*** Opening of Dataset excerpts ***

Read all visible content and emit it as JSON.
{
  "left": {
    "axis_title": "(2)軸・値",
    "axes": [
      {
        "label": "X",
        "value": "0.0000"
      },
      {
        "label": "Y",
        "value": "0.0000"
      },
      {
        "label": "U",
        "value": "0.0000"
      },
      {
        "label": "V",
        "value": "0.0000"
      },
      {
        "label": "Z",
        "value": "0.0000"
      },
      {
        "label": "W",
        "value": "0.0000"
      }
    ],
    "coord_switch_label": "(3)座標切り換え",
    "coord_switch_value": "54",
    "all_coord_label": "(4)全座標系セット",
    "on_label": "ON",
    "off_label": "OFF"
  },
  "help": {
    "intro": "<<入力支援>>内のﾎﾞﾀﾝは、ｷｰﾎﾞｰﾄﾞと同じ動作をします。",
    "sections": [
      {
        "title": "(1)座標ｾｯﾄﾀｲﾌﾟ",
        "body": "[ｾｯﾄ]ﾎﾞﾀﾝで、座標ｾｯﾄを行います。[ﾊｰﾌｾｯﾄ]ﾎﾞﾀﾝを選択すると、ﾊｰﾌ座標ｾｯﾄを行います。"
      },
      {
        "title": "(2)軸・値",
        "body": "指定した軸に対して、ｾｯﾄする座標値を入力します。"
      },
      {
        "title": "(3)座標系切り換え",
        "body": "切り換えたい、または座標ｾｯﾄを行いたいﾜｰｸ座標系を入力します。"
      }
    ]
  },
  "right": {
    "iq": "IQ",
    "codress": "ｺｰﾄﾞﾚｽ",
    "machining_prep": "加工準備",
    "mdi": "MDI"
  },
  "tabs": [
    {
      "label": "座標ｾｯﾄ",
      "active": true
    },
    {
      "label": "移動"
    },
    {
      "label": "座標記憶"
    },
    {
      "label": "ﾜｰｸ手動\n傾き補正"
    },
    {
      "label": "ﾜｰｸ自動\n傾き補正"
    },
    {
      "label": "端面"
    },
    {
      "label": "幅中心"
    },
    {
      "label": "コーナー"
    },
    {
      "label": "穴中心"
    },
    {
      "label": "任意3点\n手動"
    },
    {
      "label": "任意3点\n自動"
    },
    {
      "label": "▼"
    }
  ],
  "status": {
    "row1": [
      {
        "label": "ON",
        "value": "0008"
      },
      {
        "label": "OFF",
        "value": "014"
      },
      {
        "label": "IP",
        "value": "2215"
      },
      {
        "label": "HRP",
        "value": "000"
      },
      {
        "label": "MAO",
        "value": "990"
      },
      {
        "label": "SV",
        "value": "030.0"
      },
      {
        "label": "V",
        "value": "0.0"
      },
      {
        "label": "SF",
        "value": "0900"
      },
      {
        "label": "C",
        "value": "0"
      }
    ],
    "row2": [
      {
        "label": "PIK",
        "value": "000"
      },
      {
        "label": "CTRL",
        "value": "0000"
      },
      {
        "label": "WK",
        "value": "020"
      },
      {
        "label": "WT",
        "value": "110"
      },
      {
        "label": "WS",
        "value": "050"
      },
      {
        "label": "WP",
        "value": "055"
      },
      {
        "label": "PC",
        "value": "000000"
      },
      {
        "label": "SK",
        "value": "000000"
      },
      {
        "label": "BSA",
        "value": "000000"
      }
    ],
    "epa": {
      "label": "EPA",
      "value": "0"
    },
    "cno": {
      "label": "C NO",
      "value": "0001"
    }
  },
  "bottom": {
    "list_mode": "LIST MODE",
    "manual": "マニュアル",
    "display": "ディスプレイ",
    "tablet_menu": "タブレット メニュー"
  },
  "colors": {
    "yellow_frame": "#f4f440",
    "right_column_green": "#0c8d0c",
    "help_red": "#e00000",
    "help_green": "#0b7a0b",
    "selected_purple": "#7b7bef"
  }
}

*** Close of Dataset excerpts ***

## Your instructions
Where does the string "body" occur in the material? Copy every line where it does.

## Output
        "body": "[ｾｯﾄ]ﾎﾞﾀﾝで、座標ｾｯﾄを行います。[ﾊｰﾌｾｯﾄ]ﾎﾞﾀﾝを選択すると、ﾊｰﾌ座標ｾｯﾄを行います。"
        "body": "指定した軸に対して、ｾｯﾄする座標値を入力します。"
        "body": "切り換えたい、または座標ｾｯﾄを行いたいﾜｰｸ座標系を入力します。"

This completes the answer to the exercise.